Cat owners who also own dogs are probably aware that the rate of cancer in cats is less than that for dogs, with only about one cat in eight going on to develop the disease and ultimately die from it. This is the good news; the less good news is that a cancer in a cat is much more aggressive as a rule than in either dogs or humans and may respond less well to treatment. This has never been satisfactorily explained, but may be something to do with metabolic rate and the generally more fragile body structure of the cat. There is no noticeable species difference with cancer occurrence, but white cats are more vulnerable to some skin cancers known to be associated with sun damage, as you might expect.
Leukaemia and Lymphoma in Cats
Some people believe that in vaccinating a cat against FeLV (feline leukaemia virus) they are giving their cat a cast iron protection against leukaemia and lymphoma. This is not a guarantee, but does give a high degree of protection so is well worth doing. Lymphomas are tumours of the lymphatic system, which drains white cells from the body when they have done their work of ‘cleaning up’ viruses and cell debris. A tumour here can grow very fast and is also often very quick to cause secondary tumours away from the primary, which can result in it becoming inoperable very quickly. On the other hand, the primary is often in a place where it is going to be noticed – in the neck, for example – so is likely to receive quick treatment. Where surgery is not possible, chemotherapy is often very effective. Leukaemia is a cancer of the white blood cells, which proliferate to such an extent that production of red cells is reduced leading to profound anaemia and also the flooding of the circulation of immature cells – both red and white – which cannot do their job properly and also damage the liver as it tries to remove them. Obviously there is no surgical role here, but chemotherapy is often quite successful.
Cancers of the Skin
Skin cancer rates in cats can be mapped showing that there are hugely different numbers of cases depending on the environment, with sunshine playing the same role in cats (especially white ones) as in humans and also there is a suspected connection with toxic waste and other environmental factors. The good news if you see a dodgy skin condition on your cat is that almost half of all skin tumours are benign and although they may give some local discomfort to the cat and may even need surgery, they are not in the end life threatening.
An adenocarcinoma is one which affects the lining (the inner surface) of an organ and is also a commonly found type of skin cancer. It is also known as Sweat Gland Neoplasm (neoplasm meaning new growth) but it is misleading as adenocarcinoma can occur in many sites and the only treatment is surgery, sometimes backed up by chemotherapy. Its severity and prognosis very much depends on where it is sited. It is the cancer most usually found in the lungs of cats and if this does not usually have a successful outcome as by the time the primary cancer is discovered, it has gone elsewhere as a secondary and treatment will not really be practicable. It is also the most commonly found intestinal cancer in cats, but here the story is happier, with surgery being much more successful, possibly because gut symptoms are much more noticeable than lung ones and so treatment is likely to be sought more quickly.
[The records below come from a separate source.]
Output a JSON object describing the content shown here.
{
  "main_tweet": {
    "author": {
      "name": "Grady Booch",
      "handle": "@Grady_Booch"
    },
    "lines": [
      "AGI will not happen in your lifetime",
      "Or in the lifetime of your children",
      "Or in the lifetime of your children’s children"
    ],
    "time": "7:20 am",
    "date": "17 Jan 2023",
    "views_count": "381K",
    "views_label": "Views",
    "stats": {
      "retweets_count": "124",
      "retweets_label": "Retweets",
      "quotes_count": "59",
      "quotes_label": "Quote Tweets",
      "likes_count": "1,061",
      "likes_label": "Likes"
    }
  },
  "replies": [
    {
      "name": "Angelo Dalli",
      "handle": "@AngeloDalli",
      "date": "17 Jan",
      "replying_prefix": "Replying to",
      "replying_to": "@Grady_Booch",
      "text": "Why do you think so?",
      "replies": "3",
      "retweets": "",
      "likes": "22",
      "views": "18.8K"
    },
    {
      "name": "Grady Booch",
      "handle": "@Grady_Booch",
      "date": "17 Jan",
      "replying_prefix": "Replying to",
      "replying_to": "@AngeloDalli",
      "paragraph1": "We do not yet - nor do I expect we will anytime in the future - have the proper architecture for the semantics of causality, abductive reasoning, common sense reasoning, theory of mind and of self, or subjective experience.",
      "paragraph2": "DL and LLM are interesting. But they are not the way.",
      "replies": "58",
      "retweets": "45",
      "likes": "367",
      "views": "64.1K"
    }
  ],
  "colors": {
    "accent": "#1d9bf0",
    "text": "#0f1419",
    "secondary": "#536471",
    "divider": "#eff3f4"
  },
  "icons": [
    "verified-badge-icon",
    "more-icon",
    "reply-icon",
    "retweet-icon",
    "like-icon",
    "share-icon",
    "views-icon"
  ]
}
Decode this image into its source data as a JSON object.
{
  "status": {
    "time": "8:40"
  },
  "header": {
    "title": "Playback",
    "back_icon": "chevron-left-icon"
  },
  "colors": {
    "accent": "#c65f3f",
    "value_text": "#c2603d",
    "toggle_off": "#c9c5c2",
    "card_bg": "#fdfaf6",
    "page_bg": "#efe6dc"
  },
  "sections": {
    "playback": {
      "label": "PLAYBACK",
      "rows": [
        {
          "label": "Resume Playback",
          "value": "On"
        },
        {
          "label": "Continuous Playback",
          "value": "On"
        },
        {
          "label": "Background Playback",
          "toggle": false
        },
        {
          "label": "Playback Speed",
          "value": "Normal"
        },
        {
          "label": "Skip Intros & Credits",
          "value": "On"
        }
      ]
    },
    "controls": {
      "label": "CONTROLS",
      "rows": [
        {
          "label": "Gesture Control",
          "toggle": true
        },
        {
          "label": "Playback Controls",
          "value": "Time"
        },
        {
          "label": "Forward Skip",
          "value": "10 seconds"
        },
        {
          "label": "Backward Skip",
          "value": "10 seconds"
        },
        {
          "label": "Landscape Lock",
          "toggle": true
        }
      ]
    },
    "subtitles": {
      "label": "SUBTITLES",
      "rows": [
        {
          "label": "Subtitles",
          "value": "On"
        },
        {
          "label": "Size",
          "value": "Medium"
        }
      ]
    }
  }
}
Cats of both sexes have eight nipples and the breast associated with one or more of these is usually involved in a case of breast cancer which, like humans, occurs more often in females, even those who are spayed. Nodules will be felt, often on just one side, but sometimes both and it is vital to get the cat to the vet very quickly as the malignancy rate in mammary cancers in cats is very high at over 80%. The best treatment is surgery which is often quite radical but as long as the cancer has not spread – typically to lungs and lymph nodes – the cat will probably recover well without having to have chemotherapy.
Bone Cancer in Cats
This is relatively rare – if we allow for one in eight cats statistically going on to develop cancer, then only one cat in thousands will go on to develop bone cancer as a primary. It is more common as a secondary though and as long as the primary cancer has been successfully treated the limb affected (and it usually is a limb, though ribs and spine are sometimes sites of metastasis) can be amputated and most cats will recover well from this. The loss of a limb is not so devastating to an animal and they can live almost normal lives, sometimes even bringing up litters of kittens.
Cancer in the Mouth
Oral cancers in cats tend to be squamous cell carcinomas, which also occur on the skin. This is because the lining of the mouth is the same type of cell as skin cells. The symptoms are usually quite obvious, with the cat not wanting to eat or possibly dribbling a lot and so this cancer is often found quite quickly, but treatment can be difficult, usually being chemotherapy backing up surgery.
Cancer in cats is not something that many owners ever see, but even so they should be vigilant. Many symptoms are those shared with other less serious conditions and lumps and bumps, changes in behaviour or loss of appetite or lack of general condition should always be investigated promptly.